--- START ---

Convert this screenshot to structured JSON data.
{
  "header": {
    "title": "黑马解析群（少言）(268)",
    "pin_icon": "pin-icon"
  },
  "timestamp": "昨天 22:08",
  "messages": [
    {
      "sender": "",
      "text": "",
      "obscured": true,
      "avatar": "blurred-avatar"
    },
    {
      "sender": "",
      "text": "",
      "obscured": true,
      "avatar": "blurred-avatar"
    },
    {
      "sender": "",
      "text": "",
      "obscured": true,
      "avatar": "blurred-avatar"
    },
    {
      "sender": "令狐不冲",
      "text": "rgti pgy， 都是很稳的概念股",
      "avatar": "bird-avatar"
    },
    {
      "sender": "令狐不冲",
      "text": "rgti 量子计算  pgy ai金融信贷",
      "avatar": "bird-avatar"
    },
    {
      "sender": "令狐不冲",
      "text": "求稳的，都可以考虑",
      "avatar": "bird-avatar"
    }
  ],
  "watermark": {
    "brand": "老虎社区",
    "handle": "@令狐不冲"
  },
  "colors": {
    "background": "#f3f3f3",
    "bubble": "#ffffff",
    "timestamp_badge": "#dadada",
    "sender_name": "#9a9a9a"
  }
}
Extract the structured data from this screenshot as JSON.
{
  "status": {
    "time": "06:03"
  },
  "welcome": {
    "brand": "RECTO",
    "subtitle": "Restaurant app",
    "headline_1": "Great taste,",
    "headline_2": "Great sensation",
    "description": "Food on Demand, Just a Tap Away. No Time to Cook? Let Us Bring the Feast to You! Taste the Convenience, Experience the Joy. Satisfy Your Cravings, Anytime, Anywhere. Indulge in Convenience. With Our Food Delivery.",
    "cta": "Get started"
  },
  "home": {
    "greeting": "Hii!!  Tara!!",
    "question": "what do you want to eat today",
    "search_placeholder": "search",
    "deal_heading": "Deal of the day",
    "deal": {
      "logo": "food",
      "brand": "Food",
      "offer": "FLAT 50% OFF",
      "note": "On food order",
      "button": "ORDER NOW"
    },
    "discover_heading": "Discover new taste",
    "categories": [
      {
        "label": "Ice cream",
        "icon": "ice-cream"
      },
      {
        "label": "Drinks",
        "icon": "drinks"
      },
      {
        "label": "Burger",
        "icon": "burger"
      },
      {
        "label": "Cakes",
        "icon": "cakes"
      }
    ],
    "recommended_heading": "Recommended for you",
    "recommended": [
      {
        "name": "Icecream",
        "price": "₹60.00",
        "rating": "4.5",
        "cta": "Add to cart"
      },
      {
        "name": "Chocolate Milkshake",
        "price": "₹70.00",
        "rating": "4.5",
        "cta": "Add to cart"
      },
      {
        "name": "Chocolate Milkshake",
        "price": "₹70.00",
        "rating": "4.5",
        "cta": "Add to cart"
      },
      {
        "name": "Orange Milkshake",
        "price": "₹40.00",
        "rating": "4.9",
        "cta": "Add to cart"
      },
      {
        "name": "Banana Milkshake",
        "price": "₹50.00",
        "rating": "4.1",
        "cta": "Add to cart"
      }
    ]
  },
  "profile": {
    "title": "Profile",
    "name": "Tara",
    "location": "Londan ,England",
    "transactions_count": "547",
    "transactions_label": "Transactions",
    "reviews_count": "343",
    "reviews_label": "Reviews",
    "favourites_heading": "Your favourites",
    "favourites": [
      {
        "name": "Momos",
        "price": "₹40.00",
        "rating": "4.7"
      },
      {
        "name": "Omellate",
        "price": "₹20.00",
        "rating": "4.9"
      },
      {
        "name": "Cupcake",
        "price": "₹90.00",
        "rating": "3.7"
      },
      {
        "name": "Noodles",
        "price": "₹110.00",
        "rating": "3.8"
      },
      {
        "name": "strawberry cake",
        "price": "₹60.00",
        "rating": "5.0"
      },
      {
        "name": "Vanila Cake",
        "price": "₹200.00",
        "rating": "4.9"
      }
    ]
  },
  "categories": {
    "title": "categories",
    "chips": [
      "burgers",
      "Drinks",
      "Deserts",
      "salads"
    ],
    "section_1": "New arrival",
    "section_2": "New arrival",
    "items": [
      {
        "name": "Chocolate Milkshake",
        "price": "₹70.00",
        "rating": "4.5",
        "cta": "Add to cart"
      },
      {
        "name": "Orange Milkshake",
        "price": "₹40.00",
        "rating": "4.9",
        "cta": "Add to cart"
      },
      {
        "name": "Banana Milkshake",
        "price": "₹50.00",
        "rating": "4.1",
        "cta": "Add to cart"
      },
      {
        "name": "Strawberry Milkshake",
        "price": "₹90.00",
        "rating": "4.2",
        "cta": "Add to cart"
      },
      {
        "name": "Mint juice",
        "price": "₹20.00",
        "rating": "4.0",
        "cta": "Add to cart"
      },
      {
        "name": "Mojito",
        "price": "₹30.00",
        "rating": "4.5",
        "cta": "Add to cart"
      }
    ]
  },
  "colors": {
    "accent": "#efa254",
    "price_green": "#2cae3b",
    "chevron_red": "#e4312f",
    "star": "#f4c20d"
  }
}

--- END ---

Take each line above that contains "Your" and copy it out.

    "description": "Food on Demand, Just a Tap Away. No Time to Cook? Let Us Bring the Feast to You! Taste the Convenience, Experience the Joy. Satisfy Your Cravings, Anytime, Anywhere. Indulge in Convenience. With Our Food Delivery.",
    "favourites_heading": "Your favourites",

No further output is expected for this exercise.